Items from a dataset
□ □ □ □
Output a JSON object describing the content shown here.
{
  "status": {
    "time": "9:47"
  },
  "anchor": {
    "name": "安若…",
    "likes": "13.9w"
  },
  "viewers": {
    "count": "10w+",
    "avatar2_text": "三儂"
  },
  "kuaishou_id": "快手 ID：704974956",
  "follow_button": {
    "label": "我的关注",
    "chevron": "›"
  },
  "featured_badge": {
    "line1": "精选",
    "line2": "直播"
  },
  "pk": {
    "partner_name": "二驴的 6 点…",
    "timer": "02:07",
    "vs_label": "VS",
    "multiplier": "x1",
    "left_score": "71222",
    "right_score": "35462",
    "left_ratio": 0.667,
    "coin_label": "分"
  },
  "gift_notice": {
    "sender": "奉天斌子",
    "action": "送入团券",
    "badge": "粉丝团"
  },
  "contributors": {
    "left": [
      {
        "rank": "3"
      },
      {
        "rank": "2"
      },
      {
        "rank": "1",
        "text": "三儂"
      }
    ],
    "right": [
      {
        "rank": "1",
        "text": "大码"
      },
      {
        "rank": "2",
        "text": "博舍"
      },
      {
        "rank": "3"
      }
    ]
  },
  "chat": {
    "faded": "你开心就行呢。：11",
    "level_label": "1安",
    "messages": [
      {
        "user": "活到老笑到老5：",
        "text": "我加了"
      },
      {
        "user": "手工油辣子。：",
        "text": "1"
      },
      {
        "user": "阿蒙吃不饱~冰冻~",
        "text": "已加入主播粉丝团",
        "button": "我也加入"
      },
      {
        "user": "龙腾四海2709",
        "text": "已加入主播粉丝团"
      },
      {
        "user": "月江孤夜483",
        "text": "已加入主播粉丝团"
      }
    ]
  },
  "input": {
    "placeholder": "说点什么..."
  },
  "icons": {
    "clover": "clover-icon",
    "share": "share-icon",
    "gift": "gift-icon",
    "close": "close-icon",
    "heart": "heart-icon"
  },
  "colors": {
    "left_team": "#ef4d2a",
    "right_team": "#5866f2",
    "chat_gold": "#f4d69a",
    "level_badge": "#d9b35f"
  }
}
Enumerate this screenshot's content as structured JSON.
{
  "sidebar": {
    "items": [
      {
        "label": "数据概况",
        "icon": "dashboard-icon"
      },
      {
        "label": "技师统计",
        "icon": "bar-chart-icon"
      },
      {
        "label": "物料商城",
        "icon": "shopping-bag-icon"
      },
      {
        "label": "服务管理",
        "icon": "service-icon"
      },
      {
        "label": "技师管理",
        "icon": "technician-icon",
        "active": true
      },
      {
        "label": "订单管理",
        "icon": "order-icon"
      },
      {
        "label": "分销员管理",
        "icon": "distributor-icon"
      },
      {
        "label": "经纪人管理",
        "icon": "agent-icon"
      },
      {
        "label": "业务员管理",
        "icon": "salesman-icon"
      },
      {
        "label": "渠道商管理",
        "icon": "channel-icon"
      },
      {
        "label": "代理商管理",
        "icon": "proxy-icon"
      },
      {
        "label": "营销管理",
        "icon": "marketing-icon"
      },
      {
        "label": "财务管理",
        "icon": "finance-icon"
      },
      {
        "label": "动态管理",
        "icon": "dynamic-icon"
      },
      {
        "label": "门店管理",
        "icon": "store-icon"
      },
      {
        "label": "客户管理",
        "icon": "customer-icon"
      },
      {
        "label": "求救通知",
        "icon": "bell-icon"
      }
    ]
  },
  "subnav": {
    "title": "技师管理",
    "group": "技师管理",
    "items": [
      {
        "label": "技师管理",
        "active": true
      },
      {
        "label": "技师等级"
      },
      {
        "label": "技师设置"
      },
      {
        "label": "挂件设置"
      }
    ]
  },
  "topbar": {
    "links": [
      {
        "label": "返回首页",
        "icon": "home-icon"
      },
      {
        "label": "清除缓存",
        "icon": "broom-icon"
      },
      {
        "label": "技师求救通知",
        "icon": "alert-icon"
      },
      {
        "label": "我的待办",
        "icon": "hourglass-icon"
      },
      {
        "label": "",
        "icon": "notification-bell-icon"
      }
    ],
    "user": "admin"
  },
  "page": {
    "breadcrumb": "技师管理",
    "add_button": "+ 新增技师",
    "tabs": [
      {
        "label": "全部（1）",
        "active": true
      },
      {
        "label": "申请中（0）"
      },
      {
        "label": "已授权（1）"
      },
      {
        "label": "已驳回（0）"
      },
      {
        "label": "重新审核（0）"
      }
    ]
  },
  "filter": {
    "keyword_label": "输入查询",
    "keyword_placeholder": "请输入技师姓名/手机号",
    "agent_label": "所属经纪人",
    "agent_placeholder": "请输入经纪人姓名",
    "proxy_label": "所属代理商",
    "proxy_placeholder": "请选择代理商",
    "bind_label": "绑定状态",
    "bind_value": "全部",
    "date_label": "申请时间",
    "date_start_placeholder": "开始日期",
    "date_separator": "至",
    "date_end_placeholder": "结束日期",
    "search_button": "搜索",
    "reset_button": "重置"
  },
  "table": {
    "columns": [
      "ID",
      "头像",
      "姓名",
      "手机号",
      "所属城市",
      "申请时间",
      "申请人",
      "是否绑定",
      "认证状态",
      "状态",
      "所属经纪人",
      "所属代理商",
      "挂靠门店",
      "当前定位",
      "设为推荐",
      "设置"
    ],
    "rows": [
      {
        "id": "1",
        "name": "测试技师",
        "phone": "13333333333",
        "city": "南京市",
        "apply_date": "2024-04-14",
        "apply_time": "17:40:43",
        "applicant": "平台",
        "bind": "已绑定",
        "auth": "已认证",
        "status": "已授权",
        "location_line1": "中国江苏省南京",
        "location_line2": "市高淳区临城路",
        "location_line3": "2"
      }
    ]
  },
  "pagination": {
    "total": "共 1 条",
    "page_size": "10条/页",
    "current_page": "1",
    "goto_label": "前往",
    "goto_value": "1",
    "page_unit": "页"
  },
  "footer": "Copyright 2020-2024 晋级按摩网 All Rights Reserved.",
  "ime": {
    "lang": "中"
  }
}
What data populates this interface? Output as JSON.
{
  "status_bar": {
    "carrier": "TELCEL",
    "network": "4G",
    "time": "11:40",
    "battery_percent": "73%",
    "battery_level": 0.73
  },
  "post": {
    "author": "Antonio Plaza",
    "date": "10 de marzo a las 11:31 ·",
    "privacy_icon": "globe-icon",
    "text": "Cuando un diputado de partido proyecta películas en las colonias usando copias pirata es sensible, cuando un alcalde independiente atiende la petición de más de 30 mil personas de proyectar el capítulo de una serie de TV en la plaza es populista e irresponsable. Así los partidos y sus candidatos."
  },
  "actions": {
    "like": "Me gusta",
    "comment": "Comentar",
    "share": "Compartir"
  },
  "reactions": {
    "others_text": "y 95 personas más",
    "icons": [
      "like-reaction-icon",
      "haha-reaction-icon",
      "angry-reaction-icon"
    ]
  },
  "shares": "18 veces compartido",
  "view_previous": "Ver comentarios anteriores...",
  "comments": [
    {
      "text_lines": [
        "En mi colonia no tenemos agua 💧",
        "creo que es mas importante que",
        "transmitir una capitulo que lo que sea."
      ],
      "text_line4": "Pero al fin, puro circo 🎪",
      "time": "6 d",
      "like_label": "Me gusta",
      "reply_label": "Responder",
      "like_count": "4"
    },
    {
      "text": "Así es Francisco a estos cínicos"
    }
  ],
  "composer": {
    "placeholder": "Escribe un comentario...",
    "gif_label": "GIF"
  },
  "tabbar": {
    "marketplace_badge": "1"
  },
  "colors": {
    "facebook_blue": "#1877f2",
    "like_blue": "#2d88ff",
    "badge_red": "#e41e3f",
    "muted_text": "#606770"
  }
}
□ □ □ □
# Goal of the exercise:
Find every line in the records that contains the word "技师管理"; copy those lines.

# Your solution:
        "label": "技师管理",
    "title": "技师管理",
    "group": "技师管理",
        "label": "技师管理",
    "breadcrumb": "技师管理",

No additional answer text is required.